- _Exercise description_: In the entries below, find each line with the word "深圳处理中心" and pull it out.

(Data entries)
⁂

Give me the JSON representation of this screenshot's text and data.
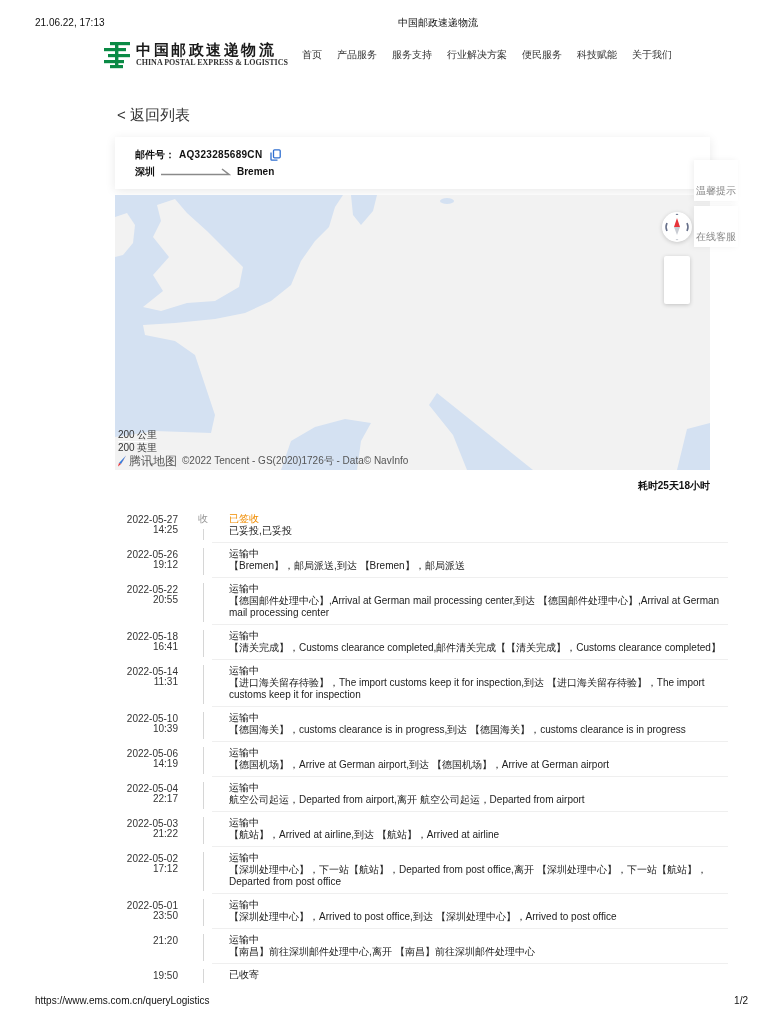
{
  "print_header": {
    "datetime": "21.06.22, 17:13",
    "title": "中国邮政速递物流"
  },
  "site_header": {
    "logo_text": "中国邮政速递物流",
    "logo_subtitle": "CHINA POSTAL EXPRESS & LOGISTICS",
    "nav": [
      {
        "label": "首页",
        "selected": false
      },
      {
        "label": "产品服务",
        "selected": false
      },
      {
        "label": "服务支持",
        "selected": false
      },
      {
        "label": "行业解决方案",
        "selected": false
      },
      {
        "label": "便民服务",
        "selected": false
      },
      {
        "label": "科技赋能",
        "selected": false
      },
      {
        "label": "关于我们",
        "selected": false
      }
    ]
  },
  "back_link": "< 返回列表",
  "shipment": {
    "number_label": "邮件号：",
    "number": "AQ323285689CN",
    "origin": "深圳",
    "destination": "Bremen"
  },
  "side_tabs": [
    {
      "label": "温馨提示"
    },
    {
      "label": "在线客服"
    }
  ],
  "map": {
    "scale": [
      "200 公里",
      "200 英里"
    ],
    "brand": "腾讯地图",
    "attribution": "©2022 Tencent - GS(2020)1726号 - Data© NavInfo"
  },
  "duration": "耗时25天18小时",
  "events": [
    {
      "date": "2022-05-27",
      "time": "14:25",
      "marker": "收",
      "status": "已签收",
      "current": true,
      "detail": "已妥投,已妥投"
    },
    {
      "date": "2022-05-26",
      "time": "19:12",
      "status": "运输中",
      "current": false,
      "detail": "【Bremen】，邮局派送,到达 【Bremen】，邮局派送"
    },
    {
      "date": "2022-05-22",
      "time": "20:55",
      "status": "运输中",
      "current": false,
      "detail": "【德国邮件处理中心】,Arrival at German mail processing center,到达 【德国邮件处理中心】,Arrival at German mail processing center"
    },
    {
      "date": "2022-05-18",
      "time": "16:41",
      "status": "运输中",
      "current": false,
      "detail": "【清关完成】，Customs clearance completed,邮件清关完成【【清关完成】，Customs clearance completed】"
    },
    {
      "date": "2022-05-14",
      "time": "11:31",
      "status": "运输中",
      "current": false,
      "detail": "【进口海关留存待验】，The import customs keep it for inspection,到达 【进口海关留存待验】，The import customs keep it for inspection"
    },
    {
      "date": "2022-05-10",
      "time": "10:39",
      "status": "运输中",
      "current": false,
      "detail": "【德国海关】，customs clearance is in progress,到达 【德国海关】，customs clearance is in progress"
    },
    {
      "date": "2022-05-06",
      "time": "14:19",
      "status": "运输中",
      "current": false,
      "detail": "【德国机场】，Arrive at German airport,到达 【德国机场】，Arrive at German airport"
    },
    {
      "date": "2022-05-04",
      "time": "22:17",
      "status": "运输中",
      "current": false,
      "detail": "航空公司起运，Departed from airport,离开 航空公司起运，Departed from airport"
    },
    {
      "date": "2022-05-03",
      "time": "21:22",
      "status": "运输中",
      "current": false,
      "detail": "【航站】，Arrived at airline,到达 【航站】，Arrived at airline"
    },
    {
      "date": "2022-05-02",
      "time": "17:12",
      "status": "运输中",
      "current": false,
      "detail": "【深圳处理中心】，下一站【航站】，Departed from post office,离开 【深圳处理中心】，下一站【航站】，Departed from post office"
    },
    {
      "date": "2022-05-01",
      "time": "23:50",
      "status": "运输中",
      "current": false,
      "detail": "【深圳处理中心】，Arrived to post office,到达 【深圳处理中心】，Arrived to post office"
    },
    {
      "time": "21:20",
      "status": "运输中",
      "current": false,
      "detail": "【南昌】前往深圳邮件处理中心,离开 【南昌】前往深圳邮件处理中心"
    },
    {
      "time": "19:50",
      "status": "已收寄",
      "current": false
    }
  ],
  "footer": {
    "url": "https://www.ems.com.cn/queryLogistics",
    "page": "1/2"
  }
}
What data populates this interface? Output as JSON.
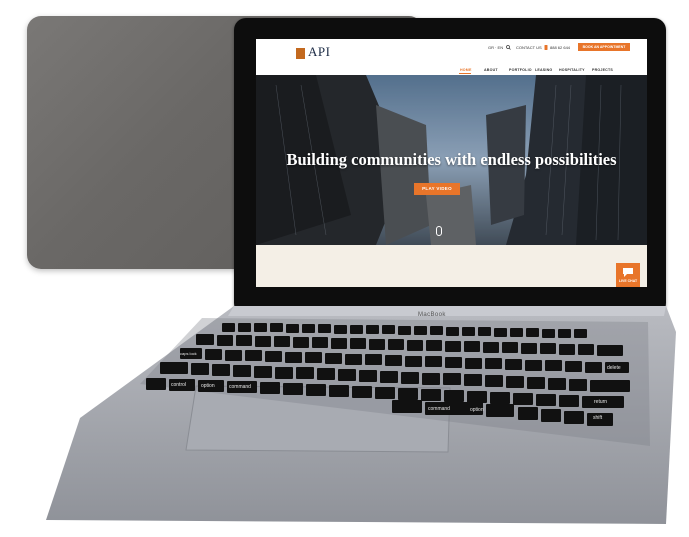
{
  "site": {
    "logo_text": "API",
    "utility_lang": "GR · EN",
    "utility_contact": "CONTACT US",
    "utility_phone": "888 62 644",
    "cta_label": "BOOK AN APPOINTMENT",
    "nav": [
      "HOME",
      "ABOUT",
      "PORTFOLIO",
      "LEASING",
      "HOSPITALITY",
      "PROJECTS"
    ],
    "hero_title": "Building communities with endless possibilities",
    "play_button": "PLAY VIDEO",
    "chat_label": "LIVE CHAT"
  },
  "device": {
    "brand": "MacBook",
    "keys": {
      "caps_lock": "caps lock",
      "control": "control",
      "option_left": "option",
      "command_left": "command",
      "command_right": "command",
      "option_right": "option",
      "shift": "shift",
      "return": "return",
      "delete": "delete"
    }
  },
  "colors": {
    "accent": "#e8752a",
    "navy": "#1b2a44",
    "laptop_gray": "#9ea1a8"
  },
  "icons": [
    "apple-logo-icon",
    "phone-icon",
    "search-icon",
    "chat-icon"
  ]
}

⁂

- _Answer for the task_:
      "detail": "【深圳处理中心】，下一站【航站】，Departed from post office,离开 【深圳处理中心】，下一站【航站】，Departed from post office"
      "detail": "【深圳处理中心】，Arrived to post office,到达 【深圳处理中心】，Arrived to post office"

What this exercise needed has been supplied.